Task requirements. Among the records below, which lines contain the string "JSON"? Report them.

Entries from a dataset of interfaces:
------------------------

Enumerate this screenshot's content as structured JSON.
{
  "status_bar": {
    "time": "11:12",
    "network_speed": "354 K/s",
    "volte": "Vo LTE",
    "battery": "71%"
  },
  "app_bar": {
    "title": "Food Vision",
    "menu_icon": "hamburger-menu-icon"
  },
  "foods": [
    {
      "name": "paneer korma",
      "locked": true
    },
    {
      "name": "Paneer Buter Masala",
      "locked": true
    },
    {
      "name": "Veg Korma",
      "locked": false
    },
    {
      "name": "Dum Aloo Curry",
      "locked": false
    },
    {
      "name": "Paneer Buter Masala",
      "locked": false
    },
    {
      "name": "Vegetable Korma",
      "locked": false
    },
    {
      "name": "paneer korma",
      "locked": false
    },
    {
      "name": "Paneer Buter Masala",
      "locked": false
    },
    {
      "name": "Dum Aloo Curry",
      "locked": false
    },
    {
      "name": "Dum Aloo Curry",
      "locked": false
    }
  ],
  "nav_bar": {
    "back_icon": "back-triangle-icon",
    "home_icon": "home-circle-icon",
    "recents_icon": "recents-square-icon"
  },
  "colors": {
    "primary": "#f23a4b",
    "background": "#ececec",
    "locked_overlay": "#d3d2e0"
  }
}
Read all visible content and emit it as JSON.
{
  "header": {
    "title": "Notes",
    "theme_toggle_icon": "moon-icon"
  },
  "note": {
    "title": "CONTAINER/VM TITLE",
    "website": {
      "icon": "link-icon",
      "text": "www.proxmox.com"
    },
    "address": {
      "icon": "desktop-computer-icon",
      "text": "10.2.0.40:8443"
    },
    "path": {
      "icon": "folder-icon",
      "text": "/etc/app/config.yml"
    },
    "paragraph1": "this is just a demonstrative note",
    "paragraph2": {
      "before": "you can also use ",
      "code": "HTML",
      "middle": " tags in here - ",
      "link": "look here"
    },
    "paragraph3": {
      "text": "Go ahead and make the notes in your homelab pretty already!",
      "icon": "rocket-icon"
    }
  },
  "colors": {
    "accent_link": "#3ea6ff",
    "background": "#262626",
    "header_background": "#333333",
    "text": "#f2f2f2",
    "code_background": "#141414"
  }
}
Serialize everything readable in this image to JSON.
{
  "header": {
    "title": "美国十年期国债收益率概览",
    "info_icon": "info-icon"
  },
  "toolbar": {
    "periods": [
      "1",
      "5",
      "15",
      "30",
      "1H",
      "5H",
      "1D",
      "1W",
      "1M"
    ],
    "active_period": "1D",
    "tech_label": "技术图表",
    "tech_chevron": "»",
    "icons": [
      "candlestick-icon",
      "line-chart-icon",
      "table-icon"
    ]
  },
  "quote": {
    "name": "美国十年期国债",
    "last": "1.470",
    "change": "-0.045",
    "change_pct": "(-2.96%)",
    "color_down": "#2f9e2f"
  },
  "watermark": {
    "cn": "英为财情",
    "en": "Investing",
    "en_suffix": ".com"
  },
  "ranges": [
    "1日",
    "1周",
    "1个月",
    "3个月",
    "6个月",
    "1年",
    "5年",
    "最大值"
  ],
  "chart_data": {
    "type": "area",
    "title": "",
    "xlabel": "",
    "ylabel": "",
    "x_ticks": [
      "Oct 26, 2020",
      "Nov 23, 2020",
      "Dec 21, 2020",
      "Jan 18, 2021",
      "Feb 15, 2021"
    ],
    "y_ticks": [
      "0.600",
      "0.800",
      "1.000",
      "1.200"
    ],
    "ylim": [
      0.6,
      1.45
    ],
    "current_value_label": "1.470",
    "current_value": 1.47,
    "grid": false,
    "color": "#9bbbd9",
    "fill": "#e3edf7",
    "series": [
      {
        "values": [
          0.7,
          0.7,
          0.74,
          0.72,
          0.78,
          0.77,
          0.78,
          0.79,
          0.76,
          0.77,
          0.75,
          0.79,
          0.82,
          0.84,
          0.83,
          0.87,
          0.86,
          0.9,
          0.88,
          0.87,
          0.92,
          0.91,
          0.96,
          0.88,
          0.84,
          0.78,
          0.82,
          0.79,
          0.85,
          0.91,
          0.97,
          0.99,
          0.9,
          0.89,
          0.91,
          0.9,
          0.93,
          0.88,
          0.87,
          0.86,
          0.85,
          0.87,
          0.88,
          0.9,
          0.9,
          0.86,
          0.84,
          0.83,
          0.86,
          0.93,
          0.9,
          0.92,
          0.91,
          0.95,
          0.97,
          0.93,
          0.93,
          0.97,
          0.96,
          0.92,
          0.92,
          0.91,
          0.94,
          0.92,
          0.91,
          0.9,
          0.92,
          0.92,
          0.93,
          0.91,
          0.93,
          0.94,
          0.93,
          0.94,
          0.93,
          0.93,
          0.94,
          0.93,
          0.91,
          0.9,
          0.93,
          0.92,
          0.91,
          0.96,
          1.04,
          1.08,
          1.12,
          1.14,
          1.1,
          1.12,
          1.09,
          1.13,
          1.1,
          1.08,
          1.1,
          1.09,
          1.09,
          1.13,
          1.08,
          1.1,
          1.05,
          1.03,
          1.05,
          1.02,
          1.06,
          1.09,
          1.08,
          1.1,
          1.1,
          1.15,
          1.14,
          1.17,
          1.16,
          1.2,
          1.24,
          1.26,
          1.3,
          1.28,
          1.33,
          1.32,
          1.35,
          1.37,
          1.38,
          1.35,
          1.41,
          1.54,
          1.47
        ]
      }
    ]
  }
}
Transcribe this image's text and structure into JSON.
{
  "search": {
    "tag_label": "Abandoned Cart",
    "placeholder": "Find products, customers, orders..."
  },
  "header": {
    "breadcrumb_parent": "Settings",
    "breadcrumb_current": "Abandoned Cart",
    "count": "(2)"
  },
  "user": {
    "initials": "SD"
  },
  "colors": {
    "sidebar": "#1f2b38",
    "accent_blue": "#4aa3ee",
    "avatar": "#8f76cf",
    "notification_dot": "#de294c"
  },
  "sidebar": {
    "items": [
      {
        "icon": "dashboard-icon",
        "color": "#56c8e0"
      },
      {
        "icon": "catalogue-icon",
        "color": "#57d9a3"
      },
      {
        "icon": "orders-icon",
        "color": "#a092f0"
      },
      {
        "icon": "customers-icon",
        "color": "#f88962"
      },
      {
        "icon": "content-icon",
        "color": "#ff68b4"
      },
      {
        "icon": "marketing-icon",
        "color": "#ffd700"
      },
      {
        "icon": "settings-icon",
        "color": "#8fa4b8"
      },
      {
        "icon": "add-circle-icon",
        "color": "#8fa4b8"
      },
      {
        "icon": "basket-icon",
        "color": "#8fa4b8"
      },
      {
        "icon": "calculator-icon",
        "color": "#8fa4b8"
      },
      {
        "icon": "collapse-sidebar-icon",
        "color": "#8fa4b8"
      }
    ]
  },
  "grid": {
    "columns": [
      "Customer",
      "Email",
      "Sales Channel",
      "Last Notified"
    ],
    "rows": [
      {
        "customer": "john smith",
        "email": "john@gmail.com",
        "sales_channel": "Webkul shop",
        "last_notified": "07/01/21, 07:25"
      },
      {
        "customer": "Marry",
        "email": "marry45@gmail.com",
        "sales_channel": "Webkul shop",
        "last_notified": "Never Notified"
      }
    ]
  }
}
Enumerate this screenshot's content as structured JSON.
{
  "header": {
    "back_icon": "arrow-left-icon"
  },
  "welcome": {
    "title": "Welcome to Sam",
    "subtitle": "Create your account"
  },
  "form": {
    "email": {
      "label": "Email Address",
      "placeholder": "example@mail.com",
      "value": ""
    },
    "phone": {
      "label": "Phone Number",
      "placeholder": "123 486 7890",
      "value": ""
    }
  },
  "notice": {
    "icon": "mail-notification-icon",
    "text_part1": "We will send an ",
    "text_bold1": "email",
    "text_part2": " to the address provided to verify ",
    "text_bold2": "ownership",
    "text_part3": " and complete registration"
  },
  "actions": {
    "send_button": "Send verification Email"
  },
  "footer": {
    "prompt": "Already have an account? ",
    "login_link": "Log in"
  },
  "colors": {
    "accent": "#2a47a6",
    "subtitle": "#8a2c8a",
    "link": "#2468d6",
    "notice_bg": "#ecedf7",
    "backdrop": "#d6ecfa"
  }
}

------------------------

Output of the exercise.
Enumerate this screenshot's content as structured JSON.
Read all visible content and emit it as JSON.
Serialize everything readable in this image to JSON.
Transcribe this image's text and structure into JSON.
Enumerate this screenshot's content as structured JSON.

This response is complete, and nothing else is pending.